I went to the calm and serenity of the once bustling Lim Chu Kang Jetty, one of the last few wooden jetties remaining in Singapore which currently serves as the docking place for the offshore fishing kelongs (villages built on stilts) and aquafarms. This jetty is more for offshore kelongs with fishing traps and several fish farms to transfer caged culture fish to lorries on the mainland.
It is actually a good place to relax at dusk by walking along the fishing jetty. You can enjoy the tranquil sea breeze and watch a spectacular sunset, or the fishermen returning with their catch.
Before arrival, i have framed images in my mind of i want to take based on what i know about this place. A sunset in the background, one or two fishermen in their boats and maybe some interesting subjects in the foreground. I was hoping that all things will align themselves for my photo shoot at the jetty. The whole experience turned out to be more than just photographic rewarding, and also a discovery about the daily simple, laid-back and fulfilling life of a fisherman. It is so different from what i have been leading as a city dweller's.

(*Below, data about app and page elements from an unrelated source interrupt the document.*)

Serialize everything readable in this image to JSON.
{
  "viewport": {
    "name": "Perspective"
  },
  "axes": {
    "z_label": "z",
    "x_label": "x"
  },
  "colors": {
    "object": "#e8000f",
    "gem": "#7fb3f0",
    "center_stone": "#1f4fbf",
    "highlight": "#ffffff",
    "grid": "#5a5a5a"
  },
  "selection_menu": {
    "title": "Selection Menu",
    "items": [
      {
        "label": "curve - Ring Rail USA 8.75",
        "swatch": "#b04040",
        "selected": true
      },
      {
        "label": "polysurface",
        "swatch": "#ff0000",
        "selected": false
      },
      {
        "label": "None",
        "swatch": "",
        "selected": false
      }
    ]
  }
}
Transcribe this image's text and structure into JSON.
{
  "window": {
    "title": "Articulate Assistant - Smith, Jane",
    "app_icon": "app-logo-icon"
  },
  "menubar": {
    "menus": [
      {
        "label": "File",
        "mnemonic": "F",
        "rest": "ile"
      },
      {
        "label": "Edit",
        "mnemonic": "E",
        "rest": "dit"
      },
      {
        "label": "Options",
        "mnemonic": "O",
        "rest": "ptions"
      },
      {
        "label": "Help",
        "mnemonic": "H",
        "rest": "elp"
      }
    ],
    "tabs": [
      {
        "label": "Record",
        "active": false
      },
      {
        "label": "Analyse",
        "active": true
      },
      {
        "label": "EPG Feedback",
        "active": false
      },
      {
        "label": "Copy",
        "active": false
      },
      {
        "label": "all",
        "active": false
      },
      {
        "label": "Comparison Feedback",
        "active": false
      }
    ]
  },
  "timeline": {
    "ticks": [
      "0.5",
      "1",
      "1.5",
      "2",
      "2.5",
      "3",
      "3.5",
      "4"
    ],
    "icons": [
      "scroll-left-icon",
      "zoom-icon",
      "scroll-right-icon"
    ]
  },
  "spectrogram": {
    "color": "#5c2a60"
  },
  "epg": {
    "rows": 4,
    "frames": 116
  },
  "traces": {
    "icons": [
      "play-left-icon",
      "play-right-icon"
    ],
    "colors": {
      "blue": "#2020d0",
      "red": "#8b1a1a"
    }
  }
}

Most saltwater fishermen don't own a boat. That is a simple fact that would seem to limit their ability to fish. Most of the slick fishing magazines feature articles that necessarily involve fishing from a boat and not just any boat but one that has all the bells and whistles. Some fishermen feel relegated to only reading about great fishing adventures, for in their own world, a boat is financially out of reach.

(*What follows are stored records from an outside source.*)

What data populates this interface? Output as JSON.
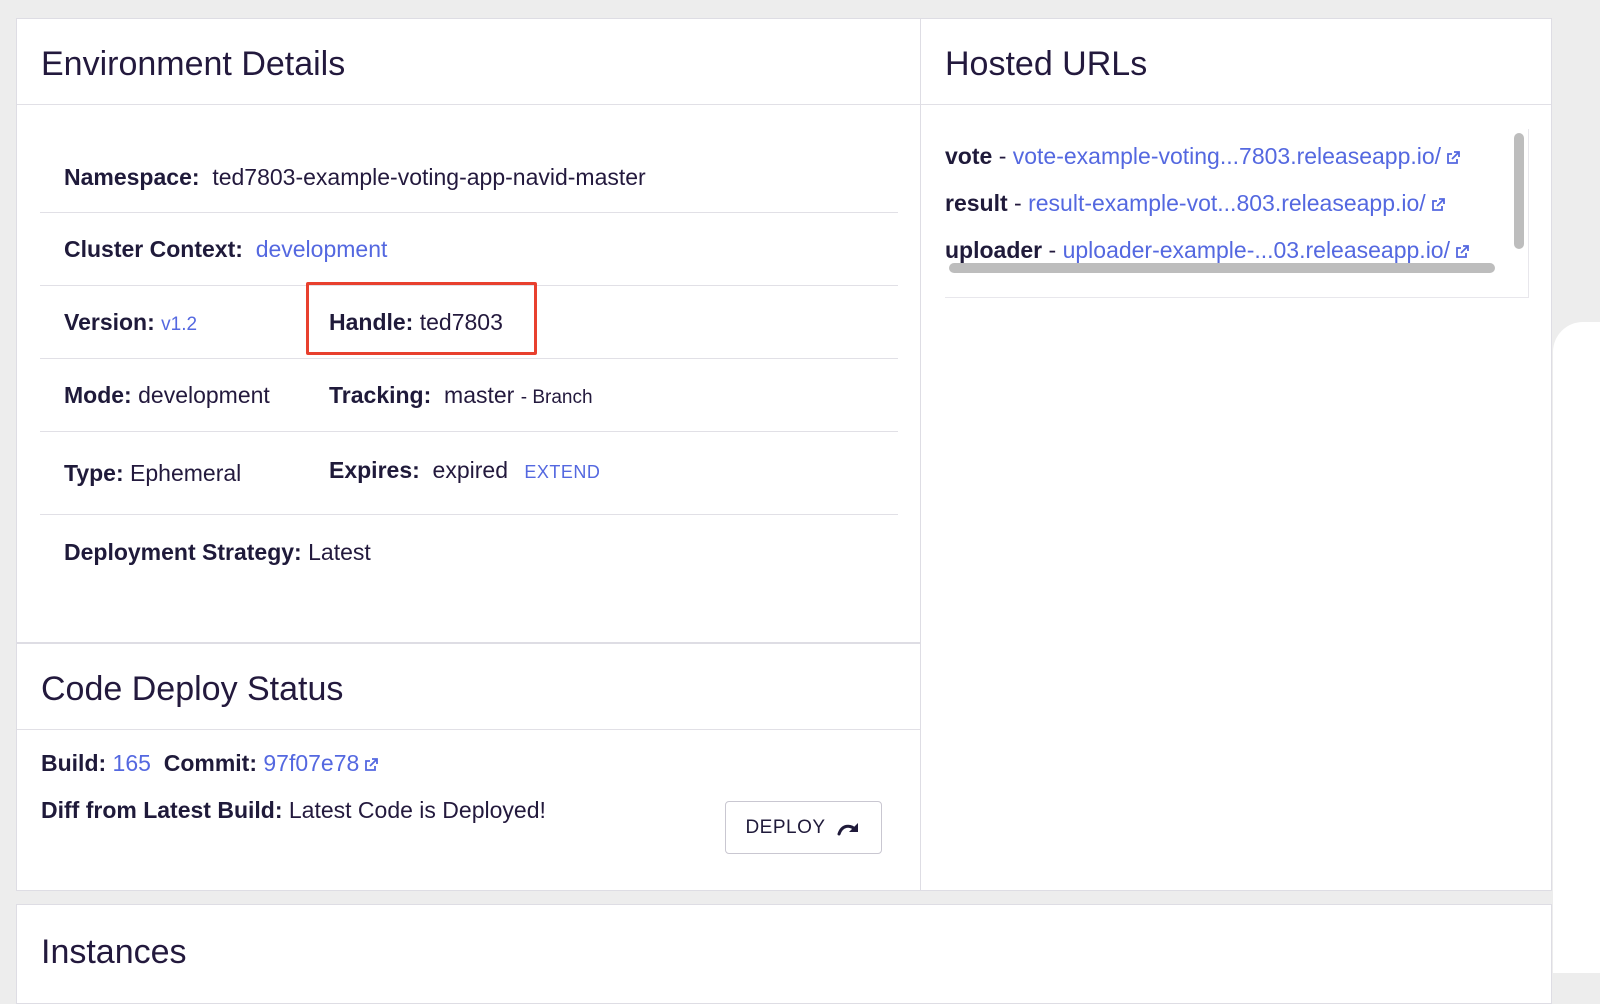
{
  "environment": {
    "title": "Environment Details",
    "namespace_label": "Namespace:",
    "namespace_value": "ted7803-example-voting-app-navid-master",
    "cluster_label": "Cluster Context:",
    "cluster_value": "development",
    "version_label": "Version:",
    "version_value": "v1.2",
    "handle_label": "Handle:",
    "handle_value": "ted7803",
    "mode_label": "Mode:",
    "mode_value": "development",
    "tracking_label": "Tracking:",
    "tracking_value": "master",
    "tracking_suffix": "- Branch",
    "type_label": "Type:",
    "type_value": "Ephemeral",
    "expires_label": "Expires:",
    "expires_value": "expired",
    "extend_label": "EXTEND",
    "strategy_label": "Deployment Strategy:",
    "strategy_value": "Latest"
  },
  "code_deploy": {
    "title": "Code Deploy Status",
    "build_label": "Build:",
    "build_value": "165",
    "commit_label": "Commit:",
    "commit_value": "97f07e78",
    "diff_label": "Diff from Latest Build:",
    "diff_value": "Latest Code is Deployed!",
    "deploy_button": "DEPLOY"
  },
  "hosted_urls": {
    "title": "Hosted URLs",
    "items": [
      {
        "name": "vote",
        "sep": "-",
        "url": "vote-example-voting...7803.releaseapp.io/"
      },
      {
        "name": "result",
        "sep": "-",
        "url": "result-example-vot...803.releaseapp.io/"
      },
      {
        "name": "uploader",
        "sep": "-",
        "url": "uploader-example-...03.releaseapp.io/"
      }
    ]
  },
  "instances": {
    "title": "Instances"
  },
  "colors": {
    "link": "#5468e0",
    "highlight": "#e8402e",
    "text": "#1f1a3a"
  }
}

The jetty was quite quiet and very tranquil with panaromic view of sunset in the background.
Jetty or Pier fishing is an art of its own. The fish, depending on the species, generally come in waves as a school passes through. And the really good jetty or pier fishermen know how to get with the action while the fish are swimming in there. Most are bottom fishing, usually with a multi-hook rig weighted on the bottom.
The jetty or pier pro have a way of knowing just how long to wait to get more than one fish hooked up before reeling in.
Some people may wonder what will these folks do with the fishes after they caught them? Well, you won't find a lot of catch and release out here. They want dinner, not pictures for the wall. They spend their time fishing, socializing with the regulars and helping out anyone near them who appears to need help. The amateurs are easy to spot and after having fun watching them for a few minutes, the regulars are more than willing to help out.
Wee hours of early mornings and evenings are the best times to see the fishermen in action. Below are some pictures of fishermen in action against the backdrop of a stunning sunset.
Life of a fisherman is certainly not a life for everyone. Long hours, hard work and bad weather are enough to keep most people on land. But if you ask every fisherman about fishing for a living they will tell a different story. They will tell you about the breath-taking beauty of the open ocean, about the great excitement of a good catch of fish and about the personal satisfaction of a hard day’s work.
While many fishermen admit that fishing can exact a physical and emotional toll, it is a small price to pay for a way of life keeps them coming back season after season to earn a living from the sea.
How will it be to make your means and living by struggling on the sea every day by braving the odds nature? Won’t it be excellent thrilling and enchanting? If you answer this question with an affirmative 'yes', you got to have more than envy on a fisherman’s life, his family, way of living, culture, practices and the interactions among the community & rest of the world.
What makes these people's lives special? The life of a fisherman has three proportions namely - peace, happiness and satisfaction at the right quantum. If we are to take an account of the other virtues that they posses, the list will definitely be an unending one. They live as a family. They share happiness and plight equally (be it of any type or magnitude).
Any dispute is resolved by mutual agreements and it need be consultation from elders and neighbors. Then what else does one need in this world to strive in peace? They leave into these everyday and return with many or some (or ever no fishes). Whatsoever be the result does not have a say in their happiness. To them, fishing merely professions. They worship it and adore every respect for Mother Sea so no matter whether they get fishes or not, they will remain happy with the present.
They are indeed a very special breed of fishermen, these jetty or pier dwellers. They garner a big salute from me for having more patience, more stamina, more strength and more inventiveness than most any other fishing group I can think of.
I saw someone started to move his boat from where it was docked to the jetty. But it was from the far left from where I was standing and it was out of the frame at that moment. I saw two locals rowing their boats. Timing was good as the sunset was wonderful and i got the subjects I wanted. I took the shot there.
Two other fishermen in their boat came into the frame too. I have pre-framed my composition and waited for them to come in to complete it.
Persistence and patience are the key.
Time spent at this jetty is really special and it is amazing how one man's everyday livelihood can be another man's adventure of a lifetime. I must admit that i always have such enthusiasm to try out anything under the sun. We sometimes do not realise that simple things in daily life actually carry a lot of meaning and significance. And as always, i try to show the best of everyday's life to others.
One of my best ability is being able to tell the story of a simple life activity in the light of much significance, colours and adventures. Someone once told me that my down-to-earth attitude, my observation skills have made me a person who is always happy, cheerful, simple and also live life to the fullest everyday, just like a fisherman's life. :-)